I’ve got to give these people credit, because not only have they figured out how to keep those babies turning by wind, fire, and water, modern technology now has prayers recorded on microfilm and hooked up to electricity. Plug it in, let it spin! And I’m not meaning that disrespectfully, because I would certainly be investing in several for my own home, were I Buddhist.
Which I’m not.
However, this faithful practice gives me pause to consider my own prayer life. Sometimes, (dare I say many times?) I wonder if I don’t consider my prayers just that, a recitation of words, heartfelt though they are, but with the barely hidden belief that the more I say them, the more points I get in heaven for…whatever. A loved-one’s walk with God? A healing? A financial resolution? Whatever.
I have tended to look at Jesus’ parable of the widow and the judge almost like the concept of a Prayer Wheel. The more I repeat, the closer I get to whatever I’m asking for. How easy would it be to just record it onto a disc and push play/repeat…
One day Jesus told his disciples a story to show that they should always pray and never give up. “There was a judge in a certain city,” he said, “who neither feared God nor cared about people. A widow of that city came to him repeatedly, saying, ‘Give me justice in this dispute with my enemy.’ The judge ignored her for a while, but finally he said to himself, ‘I don’t fear God or care about people, but this woman is driving me crazy. I’m going to see that she gets justice, because she is wearing me out with her constant requests!’”
Another look at this gives me a bit more insight:
The widow acknowledged her disenfranchised station in that culture; therefore, she knew her need for a higher authority to obtain justice for her. This takes humility.
She was not intimidated by the judge’s initial reactions or his deprecating opinions, or if she was, she pushed through it heroically, knowing that her cause was worth it. This takes clarity.
She knew her rights, which means she had done her legal homework. This takes due diligence.
She also knew the ability and the responsibility of the judge and wasn’t about to let him off the hook. This takes persistence.

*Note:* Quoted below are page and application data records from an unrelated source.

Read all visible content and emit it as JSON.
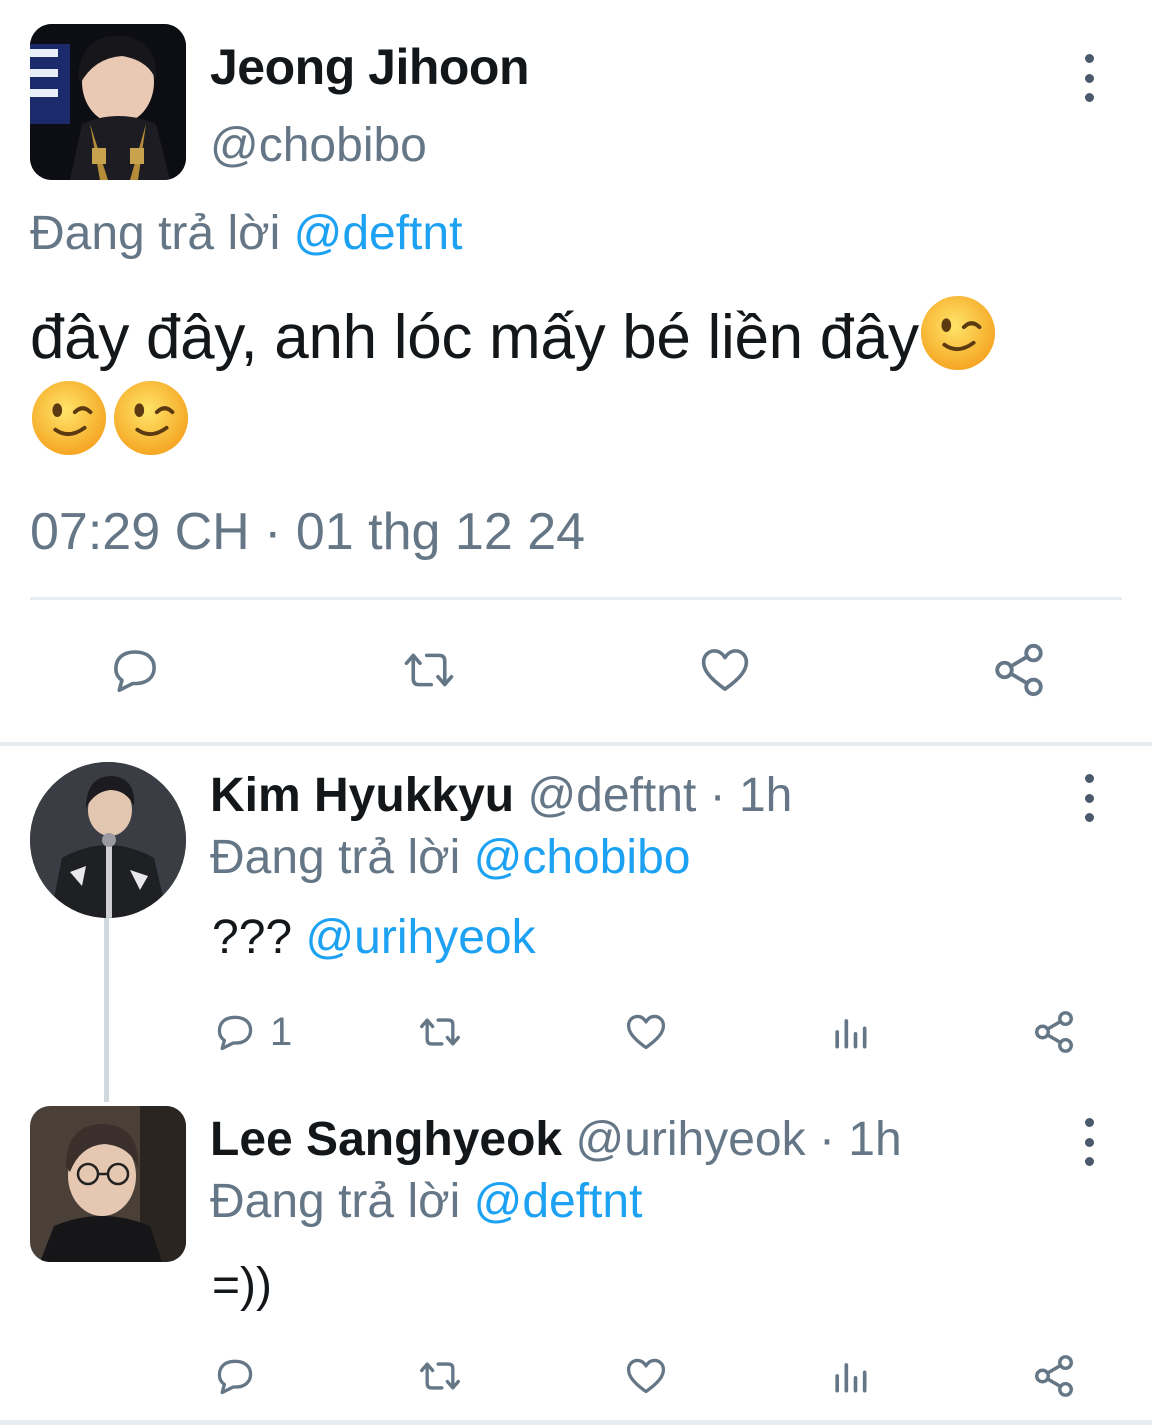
{
  "main_tweet": {
    "author_name": "Jeong Jihoon",
    "author_handle": "@chobibo",
    "reply_prefix": "Đang trả lời",
    "reply_to": "@deftnt",
    "text": "đây đây, anh lóc mấy bé liền đây",
    "emoji": [
      "winking-face",
      "winking-face",
      "winking-face"
    ],
    "timestamp": "07:29 CH · 01 thg 12 24",
    "actions": [
      "reply",
      "retweet",
      "like",
      "share"
    ]
  },
  "replies": [
    {
      "author_name": "Kim Hyukkyu",
      "author_handle": "@deftnt",
      "time_sep": " · ",
      "time": "1h",
      "reply_prefix": "Đang trả lời",
      "reply_to": "@chobibo",
      "text_prefix": "???",
      "mention": "@urihyeok",
      "reply_count": "1",
      "actions": [
        "reply",
        "retweet",
        "like",
        "analytics",
        "share"
      ]
    },
    {
      "author_name": "Lee Sanghyeok",
      "author_handle": "@urihyeok",
      "time_sep": " · ",
      "time": "1h",
      "reply_prefix": "Đang trả lời",
      "reply_to": "@deftnt",
      "text": "=))",
      "actions": [
        "reply",
        "retweet",
        "like",
        "analytics",
        "share"
      ]
    }
  ],
  "colors": {
    "accent": "#1da1f2",
    "secondary_text": "#657786",
    "primary_text": "#14171a",
    "divider": "#e6ecf0"
  }
}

Then Jesus says this:
So don’t you think God will surely give justice to his chosen people who cry out to him day and night? Will he keep putting them off? I tell you, he will grant justice to them quickly!
Quickly? I realize that this story is meant to illustrate the difference between a begrudging, procrastinating human judge and our fully just and loving Father, but “quickly” is not the word I would initially choose for some of God’s responses. That is, until I team it up with His very next statement—
“But when the Son of Man returns, how many will he find on the earth who have faith?”
That last statement makes me go, “Huh??” It’s one of those seemingly asides of Jesus that at first appears out of context, as in, “what does that have to do with what you were just saying?”
I realize now that this story isn’t merely about the quantity of prayers, but the quality of prayerful content, including the above four things: humility, clarity of purpose, due diligence, as well as persistence, all of which are elements of effective faith. Relational faith that keeps me in intimate connection with my “Creator, Sustainer, Redeemer, and Friend”.
In other words, there’s nothing magical about the number of times I’m on my knees, but that I consistently return to that spiritual/mental/emotional (sometimes physical!) posture of obeying the command to “not worry about anything, pray about everything.” Regardless of what I see happening around me. Regardless of how I feel. Regardless of what “quickly” means in the heavenly dictionary.
All of this will certainly save wear and tear on my heart (as well as my CD player.)
Luke 18: 1-5, 7-8 Holy Bible, New Living Translation, copyright © 1996, 2004, 2015 by Tyndale House Foundation. Used by permission of Tyndale House Publishers Inc., Carol Stream, Illinois 60188. All rights reserved.